This evening I had dinner with a friend who just bought a new car and consequently sold his former car, a dilapidated old second-hand BWM that had become totally unreliable. He described poignantly how sad it was to part with the old car, despite how much he’s enjoying having a new one. The sense of finality, of parting with an old friend, etc. I compared it to the dislocating feeling when you move out of a flat you’ve lived in for a few years, hand over the keys and just walk away.
I think it would be nice if there was an agreed-upon social convention whereupon you could show up at an apartment you had lived in before, explain that you were a previous resident and reasonably expect to be shown around for a few quick minutes. Not as some strange favor, but simply as a quirk of agreed-upon social convention.
Clarion Alley, San Francisco. This was the back exit of my old apartment on Sycamore Alley.
An old friend of mine has a new art project — stuffed animal lamps.
Simple concept, elegant execution. A grafitti artist friend adds some decoration. There are a ton of them displayed here; I had trouble picking out my favorite one (I also like the sleeping camo guy, and the spiderman).

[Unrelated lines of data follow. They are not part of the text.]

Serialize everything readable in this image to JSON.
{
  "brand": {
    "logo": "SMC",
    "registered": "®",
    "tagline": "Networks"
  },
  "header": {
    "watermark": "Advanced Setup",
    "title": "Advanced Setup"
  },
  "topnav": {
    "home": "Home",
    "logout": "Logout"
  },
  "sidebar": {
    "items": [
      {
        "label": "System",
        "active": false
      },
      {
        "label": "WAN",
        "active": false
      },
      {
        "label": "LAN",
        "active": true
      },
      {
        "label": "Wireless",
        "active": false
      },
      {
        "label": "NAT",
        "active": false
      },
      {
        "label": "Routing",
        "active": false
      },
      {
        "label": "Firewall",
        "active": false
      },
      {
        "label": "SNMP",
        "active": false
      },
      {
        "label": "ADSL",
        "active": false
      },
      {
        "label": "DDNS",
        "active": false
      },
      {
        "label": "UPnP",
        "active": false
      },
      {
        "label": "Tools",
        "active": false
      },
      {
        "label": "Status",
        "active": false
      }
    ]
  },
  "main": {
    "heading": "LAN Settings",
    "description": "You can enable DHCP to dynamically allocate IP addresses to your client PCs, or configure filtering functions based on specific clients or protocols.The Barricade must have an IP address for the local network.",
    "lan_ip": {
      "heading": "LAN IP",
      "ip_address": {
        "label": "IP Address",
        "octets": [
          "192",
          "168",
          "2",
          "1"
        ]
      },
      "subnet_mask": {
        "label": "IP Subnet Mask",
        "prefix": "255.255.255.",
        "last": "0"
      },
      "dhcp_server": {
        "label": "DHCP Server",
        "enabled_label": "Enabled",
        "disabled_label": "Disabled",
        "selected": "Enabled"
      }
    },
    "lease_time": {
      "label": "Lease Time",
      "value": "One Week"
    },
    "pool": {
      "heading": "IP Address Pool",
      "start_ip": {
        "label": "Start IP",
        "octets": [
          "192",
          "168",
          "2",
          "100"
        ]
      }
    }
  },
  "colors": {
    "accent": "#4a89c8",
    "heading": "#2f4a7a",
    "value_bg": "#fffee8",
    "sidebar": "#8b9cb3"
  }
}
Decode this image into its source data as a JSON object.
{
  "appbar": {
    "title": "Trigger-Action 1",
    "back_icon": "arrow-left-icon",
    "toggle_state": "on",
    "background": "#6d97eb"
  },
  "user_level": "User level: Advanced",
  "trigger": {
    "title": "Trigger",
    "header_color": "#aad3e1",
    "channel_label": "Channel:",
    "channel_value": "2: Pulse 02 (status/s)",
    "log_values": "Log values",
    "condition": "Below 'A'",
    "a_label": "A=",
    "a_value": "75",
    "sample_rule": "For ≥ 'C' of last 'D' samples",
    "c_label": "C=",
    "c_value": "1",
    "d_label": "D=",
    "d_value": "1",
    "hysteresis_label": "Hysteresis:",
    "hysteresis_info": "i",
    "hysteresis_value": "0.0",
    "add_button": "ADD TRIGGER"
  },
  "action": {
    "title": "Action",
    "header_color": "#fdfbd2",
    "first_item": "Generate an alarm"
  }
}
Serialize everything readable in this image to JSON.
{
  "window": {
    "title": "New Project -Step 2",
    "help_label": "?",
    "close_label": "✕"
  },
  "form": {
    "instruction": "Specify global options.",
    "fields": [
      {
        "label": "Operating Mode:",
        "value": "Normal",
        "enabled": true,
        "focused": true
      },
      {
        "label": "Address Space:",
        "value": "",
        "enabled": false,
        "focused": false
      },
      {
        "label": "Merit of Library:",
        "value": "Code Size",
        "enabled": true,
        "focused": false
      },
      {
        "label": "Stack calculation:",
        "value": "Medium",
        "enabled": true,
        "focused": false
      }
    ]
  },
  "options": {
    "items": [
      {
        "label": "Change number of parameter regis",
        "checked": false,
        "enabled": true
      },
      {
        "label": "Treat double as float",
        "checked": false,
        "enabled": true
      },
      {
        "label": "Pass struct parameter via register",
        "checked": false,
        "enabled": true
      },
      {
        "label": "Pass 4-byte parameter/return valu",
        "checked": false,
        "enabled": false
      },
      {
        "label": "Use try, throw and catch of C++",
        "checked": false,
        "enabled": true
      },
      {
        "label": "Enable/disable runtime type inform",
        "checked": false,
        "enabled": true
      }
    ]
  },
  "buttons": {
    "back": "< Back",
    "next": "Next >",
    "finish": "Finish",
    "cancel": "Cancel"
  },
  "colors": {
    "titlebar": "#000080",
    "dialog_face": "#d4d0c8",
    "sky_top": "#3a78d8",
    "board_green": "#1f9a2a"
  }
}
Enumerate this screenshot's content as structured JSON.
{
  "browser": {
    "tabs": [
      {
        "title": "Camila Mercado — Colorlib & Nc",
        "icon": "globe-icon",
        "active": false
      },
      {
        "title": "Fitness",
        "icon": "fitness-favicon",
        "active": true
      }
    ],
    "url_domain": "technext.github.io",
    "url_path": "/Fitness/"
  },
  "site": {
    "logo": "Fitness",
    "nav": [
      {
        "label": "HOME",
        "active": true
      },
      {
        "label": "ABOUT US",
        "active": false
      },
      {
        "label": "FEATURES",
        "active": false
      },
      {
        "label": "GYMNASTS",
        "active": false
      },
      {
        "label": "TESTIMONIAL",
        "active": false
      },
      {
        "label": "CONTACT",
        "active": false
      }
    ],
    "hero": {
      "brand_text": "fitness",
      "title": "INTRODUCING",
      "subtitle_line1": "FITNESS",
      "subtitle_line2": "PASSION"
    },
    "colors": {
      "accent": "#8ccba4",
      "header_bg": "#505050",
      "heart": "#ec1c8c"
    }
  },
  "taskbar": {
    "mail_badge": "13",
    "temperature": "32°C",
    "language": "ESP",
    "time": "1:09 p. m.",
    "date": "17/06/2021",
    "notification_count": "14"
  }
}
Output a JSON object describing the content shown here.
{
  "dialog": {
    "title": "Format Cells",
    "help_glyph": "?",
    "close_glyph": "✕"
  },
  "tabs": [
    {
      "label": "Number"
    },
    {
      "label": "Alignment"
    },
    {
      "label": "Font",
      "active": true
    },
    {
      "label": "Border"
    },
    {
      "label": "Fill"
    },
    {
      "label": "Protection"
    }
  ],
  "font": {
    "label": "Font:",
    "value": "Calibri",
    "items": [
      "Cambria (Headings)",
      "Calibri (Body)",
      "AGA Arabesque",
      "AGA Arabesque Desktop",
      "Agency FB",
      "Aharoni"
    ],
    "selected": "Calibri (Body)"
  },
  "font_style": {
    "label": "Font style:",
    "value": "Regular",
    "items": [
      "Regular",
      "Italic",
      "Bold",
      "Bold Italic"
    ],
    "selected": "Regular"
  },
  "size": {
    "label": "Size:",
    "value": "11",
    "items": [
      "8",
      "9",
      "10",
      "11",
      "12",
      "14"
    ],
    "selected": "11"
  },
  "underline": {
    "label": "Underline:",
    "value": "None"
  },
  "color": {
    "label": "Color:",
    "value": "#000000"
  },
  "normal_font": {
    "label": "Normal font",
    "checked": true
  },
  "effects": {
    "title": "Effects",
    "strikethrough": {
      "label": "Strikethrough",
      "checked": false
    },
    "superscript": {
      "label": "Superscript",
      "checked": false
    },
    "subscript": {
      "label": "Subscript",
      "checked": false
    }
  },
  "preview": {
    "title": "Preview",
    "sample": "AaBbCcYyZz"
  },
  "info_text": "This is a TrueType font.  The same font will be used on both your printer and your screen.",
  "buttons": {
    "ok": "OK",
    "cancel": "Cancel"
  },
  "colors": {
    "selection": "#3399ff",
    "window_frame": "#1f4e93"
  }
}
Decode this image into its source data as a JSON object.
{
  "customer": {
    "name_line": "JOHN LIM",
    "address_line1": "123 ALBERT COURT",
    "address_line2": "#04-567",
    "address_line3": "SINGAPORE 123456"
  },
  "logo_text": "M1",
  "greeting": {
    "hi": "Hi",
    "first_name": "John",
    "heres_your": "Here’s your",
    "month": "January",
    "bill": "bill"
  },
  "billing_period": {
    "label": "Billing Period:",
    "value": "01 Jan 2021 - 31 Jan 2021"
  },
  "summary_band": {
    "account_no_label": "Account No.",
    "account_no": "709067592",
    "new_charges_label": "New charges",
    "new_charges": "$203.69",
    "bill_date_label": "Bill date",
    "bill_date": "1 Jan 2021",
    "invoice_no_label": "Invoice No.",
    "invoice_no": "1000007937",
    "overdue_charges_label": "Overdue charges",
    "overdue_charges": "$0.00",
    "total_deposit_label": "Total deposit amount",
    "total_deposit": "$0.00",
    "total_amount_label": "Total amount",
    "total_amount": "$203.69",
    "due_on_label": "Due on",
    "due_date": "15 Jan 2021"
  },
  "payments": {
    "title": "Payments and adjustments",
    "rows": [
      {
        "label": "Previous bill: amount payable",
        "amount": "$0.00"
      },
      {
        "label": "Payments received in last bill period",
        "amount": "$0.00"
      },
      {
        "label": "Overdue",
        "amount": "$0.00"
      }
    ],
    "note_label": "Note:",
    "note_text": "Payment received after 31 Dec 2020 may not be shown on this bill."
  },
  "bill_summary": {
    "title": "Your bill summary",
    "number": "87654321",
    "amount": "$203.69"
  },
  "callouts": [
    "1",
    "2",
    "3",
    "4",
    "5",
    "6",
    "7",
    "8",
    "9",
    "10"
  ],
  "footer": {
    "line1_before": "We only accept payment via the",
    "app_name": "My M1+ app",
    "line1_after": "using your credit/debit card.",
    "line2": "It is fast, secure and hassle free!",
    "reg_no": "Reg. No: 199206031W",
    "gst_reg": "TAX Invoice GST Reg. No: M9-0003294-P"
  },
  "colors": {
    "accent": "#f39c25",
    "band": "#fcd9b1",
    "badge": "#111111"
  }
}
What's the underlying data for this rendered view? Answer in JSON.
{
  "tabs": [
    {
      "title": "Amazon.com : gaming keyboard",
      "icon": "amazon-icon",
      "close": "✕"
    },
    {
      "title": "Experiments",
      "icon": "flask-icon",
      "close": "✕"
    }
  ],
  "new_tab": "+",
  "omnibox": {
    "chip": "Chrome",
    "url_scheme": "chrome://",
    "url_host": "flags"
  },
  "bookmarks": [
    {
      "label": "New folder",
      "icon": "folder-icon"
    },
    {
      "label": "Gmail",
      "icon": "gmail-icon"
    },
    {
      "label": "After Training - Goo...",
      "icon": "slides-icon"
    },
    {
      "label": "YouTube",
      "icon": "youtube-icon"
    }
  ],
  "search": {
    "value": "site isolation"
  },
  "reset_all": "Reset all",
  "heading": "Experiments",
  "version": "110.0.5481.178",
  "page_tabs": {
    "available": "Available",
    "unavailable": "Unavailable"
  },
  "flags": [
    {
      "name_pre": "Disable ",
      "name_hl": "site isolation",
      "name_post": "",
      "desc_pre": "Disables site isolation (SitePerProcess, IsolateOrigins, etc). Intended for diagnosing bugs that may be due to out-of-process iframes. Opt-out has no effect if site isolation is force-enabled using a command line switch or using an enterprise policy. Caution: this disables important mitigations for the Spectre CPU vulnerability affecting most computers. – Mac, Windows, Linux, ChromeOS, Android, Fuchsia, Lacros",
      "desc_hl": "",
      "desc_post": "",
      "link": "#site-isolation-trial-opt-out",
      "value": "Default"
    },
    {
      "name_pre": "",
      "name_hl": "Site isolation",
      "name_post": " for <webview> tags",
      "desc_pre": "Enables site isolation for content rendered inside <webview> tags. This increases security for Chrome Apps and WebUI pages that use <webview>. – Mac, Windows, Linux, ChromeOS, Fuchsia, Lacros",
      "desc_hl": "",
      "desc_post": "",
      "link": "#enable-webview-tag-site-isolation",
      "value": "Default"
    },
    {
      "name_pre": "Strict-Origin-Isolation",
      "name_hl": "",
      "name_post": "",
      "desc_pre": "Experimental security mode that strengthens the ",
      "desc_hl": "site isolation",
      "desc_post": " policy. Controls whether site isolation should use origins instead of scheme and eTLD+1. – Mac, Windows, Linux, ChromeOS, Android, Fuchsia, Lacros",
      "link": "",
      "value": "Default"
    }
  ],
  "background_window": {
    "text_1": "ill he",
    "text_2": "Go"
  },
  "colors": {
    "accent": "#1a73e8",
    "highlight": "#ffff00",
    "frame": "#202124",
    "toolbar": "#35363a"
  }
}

I like the marriage of functional and frivolous. I’m also reminded of a case I worked on as a law clerk for a judge, about whether it is legal to copyright a Halloween costume. The law in this area turned out to be completely incoherent, based on something called the “conceptual severability” test — the idea was that you could not copyright “functional” things, but if you could “conceptually sever” the design from the functional aspect of the object, you could copyright the design. Of course this test posed an issue for costumes — what’s the function? The law, of course, had an answer: masquerading! Anyway the details were absurd — for example, some aspects of the test had to do with the “plushness” of the object, and whether it could stand on its own (hat) or needed to be on something to assume its shape (glove).
Somewhat of a digression, but these lamps got me thinking about that — is the function just lighting, or also cuteness?
It always warms my heart to read about Eng and Chang Bunker, aka the original Siamese Twins. Despite being conjoined, they managed to lead dignified, productive lives, ride horses, marry two sisters (?) and sire loads of children (!). However, things were not always rosy. Eng and Chang’s fondness for gambling and drinking, respectively, caused several heated arguments and even a few fist-fights, the logistics of which boggle the mind.
Another case of brotherly pull-though-it-ness: a few months ago, the news channels here showed footage of the Prague Marathon and of the Karanjan brothers, Francis and James, from Kenya. Francis is blind and runs marathons holding the hand of James, who I guess sort of guides him along, describes the sights they’re passing and concentrates on running the 26.2 miles himself all at the same time. I like this.